=== Exercise ===
Would you output the whole listing below, exactly as it reads?

=== Given data ===
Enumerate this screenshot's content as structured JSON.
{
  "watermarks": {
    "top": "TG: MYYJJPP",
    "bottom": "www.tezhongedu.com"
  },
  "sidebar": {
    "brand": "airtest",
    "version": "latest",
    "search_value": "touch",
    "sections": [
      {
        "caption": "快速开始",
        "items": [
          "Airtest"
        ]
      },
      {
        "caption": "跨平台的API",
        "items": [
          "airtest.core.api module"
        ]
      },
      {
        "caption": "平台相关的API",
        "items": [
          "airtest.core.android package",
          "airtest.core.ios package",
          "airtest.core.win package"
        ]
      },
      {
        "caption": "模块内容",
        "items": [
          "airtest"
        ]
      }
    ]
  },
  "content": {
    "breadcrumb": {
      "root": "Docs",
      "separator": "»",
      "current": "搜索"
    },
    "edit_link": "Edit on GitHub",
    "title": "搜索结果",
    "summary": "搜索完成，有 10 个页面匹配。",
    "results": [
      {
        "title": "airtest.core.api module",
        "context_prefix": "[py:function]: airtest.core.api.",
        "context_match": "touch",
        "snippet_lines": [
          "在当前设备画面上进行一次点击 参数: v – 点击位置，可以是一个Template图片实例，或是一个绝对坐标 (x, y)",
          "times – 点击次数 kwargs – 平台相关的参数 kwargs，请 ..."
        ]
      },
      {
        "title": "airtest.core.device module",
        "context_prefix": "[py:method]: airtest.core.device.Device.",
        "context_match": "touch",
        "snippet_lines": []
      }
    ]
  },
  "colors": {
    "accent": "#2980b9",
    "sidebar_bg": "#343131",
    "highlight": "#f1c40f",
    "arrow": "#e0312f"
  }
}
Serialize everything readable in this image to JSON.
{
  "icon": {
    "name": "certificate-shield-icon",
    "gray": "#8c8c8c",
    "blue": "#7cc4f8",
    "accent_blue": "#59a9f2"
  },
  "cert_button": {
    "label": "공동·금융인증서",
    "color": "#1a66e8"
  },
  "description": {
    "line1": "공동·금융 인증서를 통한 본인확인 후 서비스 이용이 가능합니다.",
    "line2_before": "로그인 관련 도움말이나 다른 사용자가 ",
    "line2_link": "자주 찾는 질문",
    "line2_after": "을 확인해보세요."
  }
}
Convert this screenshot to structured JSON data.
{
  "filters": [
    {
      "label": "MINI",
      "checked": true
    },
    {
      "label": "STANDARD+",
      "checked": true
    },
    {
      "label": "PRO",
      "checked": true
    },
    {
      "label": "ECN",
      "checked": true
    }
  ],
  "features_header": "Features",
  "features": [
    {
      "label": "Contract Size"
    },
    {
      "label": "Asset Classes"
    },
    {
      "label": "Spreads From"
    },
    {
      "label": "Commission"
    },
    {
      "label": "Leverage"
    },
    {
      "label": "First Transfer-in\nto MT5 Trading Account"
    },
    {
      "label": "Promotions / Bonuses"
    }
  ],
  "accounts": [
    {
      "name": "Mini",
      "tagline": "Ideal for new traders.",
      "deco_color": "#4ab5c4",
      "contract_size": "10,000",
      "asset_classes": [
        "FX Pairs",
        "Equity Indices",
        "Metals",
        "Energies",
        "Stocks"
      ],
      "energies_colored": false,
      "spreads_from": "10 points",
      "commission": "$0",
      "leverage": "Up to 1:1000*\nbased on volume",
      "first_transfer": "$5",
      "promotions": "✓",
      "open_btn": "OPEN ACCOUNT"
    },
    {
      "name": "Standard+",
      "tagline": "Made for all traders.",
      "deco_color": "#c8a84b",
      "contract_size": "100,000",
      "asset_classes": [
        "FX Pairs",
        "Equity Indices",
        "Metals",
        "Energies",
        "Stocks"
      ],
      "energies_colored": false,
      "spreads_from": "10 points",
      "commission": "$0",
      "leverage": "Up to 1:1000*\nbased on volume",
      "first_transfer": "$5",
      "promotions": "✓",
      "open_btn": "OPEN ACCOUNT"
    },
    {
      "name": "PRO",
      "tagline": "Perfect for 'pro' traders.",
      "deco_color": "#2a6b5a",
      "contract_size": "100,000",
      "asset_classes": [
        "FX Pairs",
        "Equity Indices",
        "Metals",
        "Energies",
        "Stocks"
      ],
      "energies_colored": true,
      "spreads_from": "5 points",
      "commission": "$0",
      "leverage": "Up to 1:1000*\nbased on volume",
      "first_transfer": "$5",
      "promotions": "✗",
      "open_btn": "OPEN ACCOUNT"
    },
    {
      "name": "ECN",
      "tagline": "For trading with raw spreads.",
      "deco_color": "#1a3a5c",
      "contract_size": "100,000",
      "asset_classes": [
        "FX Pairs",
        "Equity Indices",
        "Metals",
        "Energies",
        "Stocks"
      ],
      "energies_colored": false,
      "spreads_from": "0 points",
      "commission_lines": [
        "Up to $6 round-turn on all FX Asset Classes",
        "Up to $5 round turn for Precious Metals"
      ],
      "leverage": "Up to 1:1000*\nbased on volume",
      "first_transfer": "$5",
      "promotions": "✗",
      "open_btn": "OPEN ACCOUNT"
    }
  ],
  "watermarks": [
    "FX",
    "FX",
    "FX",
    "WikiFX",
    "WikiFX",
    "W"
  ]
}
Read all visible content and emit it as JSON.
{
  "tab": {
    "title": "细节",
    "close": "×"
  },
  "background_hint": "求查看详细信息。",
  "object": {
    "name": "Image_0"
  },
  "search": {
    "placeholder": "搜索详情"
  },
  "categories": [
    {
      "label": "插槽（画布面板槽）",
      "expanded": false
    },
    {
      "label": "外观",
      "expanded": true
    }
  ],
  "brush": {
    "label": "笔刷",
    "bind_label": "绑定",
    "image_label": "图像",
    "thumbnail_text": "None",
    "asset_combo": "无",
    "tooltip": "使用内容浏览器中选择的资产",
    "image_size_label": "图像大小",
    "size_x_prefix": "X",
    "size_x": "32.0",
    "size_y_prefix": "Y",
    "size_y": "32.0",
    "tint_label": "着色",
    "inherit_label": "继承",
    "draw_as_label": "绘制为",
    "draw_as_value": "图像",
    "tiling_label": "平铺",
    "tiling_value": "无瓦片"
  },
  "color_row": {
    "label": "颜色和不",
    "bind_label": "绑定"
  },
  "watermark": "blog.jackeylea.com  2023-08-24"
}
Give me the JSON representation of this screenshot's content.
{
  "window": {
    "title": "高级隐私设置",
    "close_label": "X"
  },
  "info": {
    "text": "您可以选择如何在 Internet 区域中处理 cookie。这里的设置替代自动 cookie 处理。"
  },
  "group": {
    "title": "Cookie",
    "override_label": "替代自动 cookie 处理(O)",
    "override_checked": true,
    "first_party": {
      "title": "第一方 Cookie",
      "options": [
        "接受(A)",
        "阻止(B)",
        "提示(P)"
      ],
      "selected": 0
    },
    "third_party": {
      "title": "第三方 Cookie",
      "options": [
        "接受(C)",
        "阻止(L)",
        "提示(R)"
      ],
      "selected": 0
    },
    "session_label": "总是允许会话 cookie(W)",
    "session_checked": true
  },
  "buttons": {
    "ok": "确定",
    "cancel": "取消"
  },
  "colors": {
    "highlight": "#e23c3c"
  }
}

=== Exercise answer ===
Enumerate this screenshot's content as structured JSON.
{
  "watermarks": {
    "top": "TG: MYYJJPP",
    "bottom": "www.tezhongedu.com"
  },
  "sidebar": {
    "brand": "airtest",
    "version": "latest",
    "search_value": "touch",
    "sections": [
      {
        "caption": "快速开始",
        "items": [
          "Airtest"
        ]
      },
      {
        "caption": "跨平台的API",
        "items": [
          "airtest.core.api module"
        ]
      },
      {
        "caption": "平台相关的API",
        "items": [
          "airtest.core.android package",
          "airtest.core.ios package",
          "airtest.core.win package"
        ]
      },
      {
        "caption": "模块内容",
        "items": [
          "airtest"
        ]
      }
    ]
  },
  "content": {
    "breadcrumb": {
      "root": "Docs",
      "separator": "»",
      "current": "搜索"
    },
    "edit_link": "Edit on GitHub",
    "title": "搜索结果",
    "summary": "搜索完成，有 10 个页面匹配。",
    "results": [
      {
        "title": "airtest.core.api module",
        "context_prefix": "[py:function]: airtest.core.api.",
        "context_match": "touch",
        "snippet_lines": [
          "在当前设备画面上进行一次点击 参数: v – 点击位置，可以是一个Template图片实例，或是一个绝对坐标 (x, y)",
          "times – 点击次数 kwargs – 平台相关的参数 kwargs，请 ..."
        ]
      },
      {
        "title": "airtest.core.device module",
        "context_prefix": "[py:method]: airtest.core.device.Device.",
        "context_match": "touch",
        "snippet_lines": []
      }
    ]
  },
  "colors": {
    "accent": "#2980b9",
    "sidebar_bg": "#343131",
    "highlight": "#f1c40f",
    "arrow": "#e0312f"
  }
}
Serialize everything readable in this image to JSON.
{
  "icon": {
    "name": "certificate-shield-icon",
    "gray": "#8c8c8c",
    "blue": "#7cc4f8",
    "accent_blue": "#59a9f2"
  },
  "cert_button": {
    "label": "공동·금융인증서",
    "color": "#1a66e8"
  },
  "description": {
    "line1": "공동·금융 인증서를 통한 본인확인 후 서비스 이용이 가능합니다.",
    "line2_before": "로그인 관련 도움말이나 다른 사용자가 ",
    "line2_link": "자주 찾는 질문",
    "line2_after": "을 확인해보세요."
  }
}
Convert this screenshot to structured JSON data.
{
  "filters": [
    {
      "label": "MINI",
      "checked": true
    },
    {
      "label": "STANDARD+",
      "checked": true
    },
    {
      "label": "PRO",
      "checked": true
    },
    {
      "label": "ECN",
      "checked": true
    }
  ],
  "features_header": "Features",
  "features": [
    {
      "label": "Contract Size"
    },
    {
      "label": "Asset Classes"
    },
    {
      "label": "Spreads From"
    },
    {
      "label": "Commission"
    },
    {
      "label": "Leverage"
    },
    {
      "label": "First Transfer-in\nto MT5 Trading Account"
    },
    {
      "label": "Promotions / Bonuses"
    }
  ],
  "accounts": [
    {
      "name": "Mini",
      "tagline": "Ideal for new traders.",
      "deco_color": "#4ab5c4",
      "contract_size": "10,000",
      "asset_classes": [
        "FX Pairs",
        "Equity Indices",
        "Metals",
        "Energies",
        "Stocks"
      ],
      "energies_colored": false,
      "spreads_from": "10 points",
      "commission": "$0",
      "leverage": "Up to 1:1000*\nbased on volume",
      "first_transfer": "$5",
      "promotions": "✓",
      "open_btn": "OPEN ACCOUNT"
    },
    {
      "name": "Standard+",
      "tagline": "Made for all traders.",
      "deco_color": "#c8a84b",
      "contract_size": "100,000",
      "asset_classes": [
        "FX Pairs",
        "Equity Indices",
        "Metals",
        "Energies",
        "Stocks"
      ],
      "energies_colored": false,
      "spreads_from": "10 points",
      "commission": "$0",
      "leverage": "Up to 1:1000*\nbased on volume",
      "first_transfer": "$5",
      "promotions": "✓",
      "open_btn": "OPEN ACCOUNT"
    },
    {
      "name": "PRO",
      "tagline": "Perfect for 'pro' traders.",
      "deco_color": "#2a6b5a",
      "contract_size": "100,000",
      "asset_classes": [
        "FX Pairs",
        "Equity Indices",
        "Metals",
        "Energies",
        "Stocks"
      ],
      "energies_colored": true,
      "spreads_from": "5 points",
      "commission": "$0",
      "leverage": "Up to 1:1000*\nbased on volume",
      "first_transfer": "$5",
      "promotions": "✗",
      "open_btn": "OPEN ACCOUNT"
    },
    {
      "name": "ECN",
      "tagline": "For trading with raw spreads.",
      "deco_color": "#1a3a5c",
      "contract_size": "100,000",
      "asset_classes": [
        "FX Pairs",
        "Equity Indices",
        "Metals",
        "Energies",
        "Stocks"
      ],
      "energies_colored": false,
      "spreads_from": "0 points",
      "commission_lines": [
        "Up to $6 round-turn on all FX Asset Classes",
        "Up to $5 round turn for Precious Metals"
      ],
      "leverage": "Up to 1:1000*\nbased on volume",
      "first_transfer": "$5",
      "promotions": "✗",
      "open_btn": "OPEN ACCOUNT"
    }
  ],
  "watermarks": [
    "FX",
    "FX",
    "FX",
    "WikiFX",
    "WikiFX",
    "W"
  ]
}
Read all visible content and emit it as JSON.
{
  "tab": {
    "title": "细节",
    "close": "×"
  },
  "background_hint": "求查看详细信息。",
  "object": {
    "name": "Image_0"
  },
  "search": {
    "placeholder": "搜索详情"
  },
  "categories": [
    {
      "label": "插槽（画布面板槽）",
      "expanded": false
    },
    {
      "label": "外观",
      "expanded": true
    }
  ],
  "brush": {
    "label": "笔刷",
    "bind_label": "绑定",
    "image_label": "图像",
    "thumbnail_text": "None",
    "asset_combo": "无",
    "tooltip": "使用内容浏览器中选择的资产",
    "image_size_label": "图像大小",
    "size_x_prefix": "X",
    "size_x": "32.0",
    "size_y_prefix": "Y",
    "size_y": "32.0",
    "tint_label": "着色",
    "inherit_label": "继承",
    "draw_as_label": "绘制为",
    "draw_as_value": "图像",
    "tiling_label": "平铺",
    "tiling_value": "无瓦片"
  },
  "color_row": {
    "label": "颜色和不",
    "bind_label": "绑定"
  },
  "watermark": "blog.jackeylea.com  2023-08-24"
}
Give me the JSON representation of this screenshot's content.
{
  "window": {
    "title": "高级隐私设置",
    "close_label": "X"
  },
  "info": {
    "text": "您可以选择如何在 Internet 区域中处理 cookie。这里的设置替代自动 cookie 处理。"
  },
  "group": {
    "title": "Cookie",
    "override_label": "替代自动 cookie 处理(O)",
    "override_checked": true,
    "first_party": {
      "title": "第一方 Cookie",
      "options": [
        "接受(A)",
        "阻止(B)",
        "提示(P)"
      ],
      "selected": 0
    },
    "third_party": {
      "title": "第三方 Cookie",
      "options": [
        "接受(C)",
        "阻止(L)",
        "提示(R)"
      ],
      "selected": 0
    },
    "session_label": "总是允许会话 cookie(W)",
    "session_checked": true
  },
  "buttons": {
    "ok": "确定",
    "cancel": "取消"
  },
  "colors": {
    "highlight": "#e23c3c"
  }
}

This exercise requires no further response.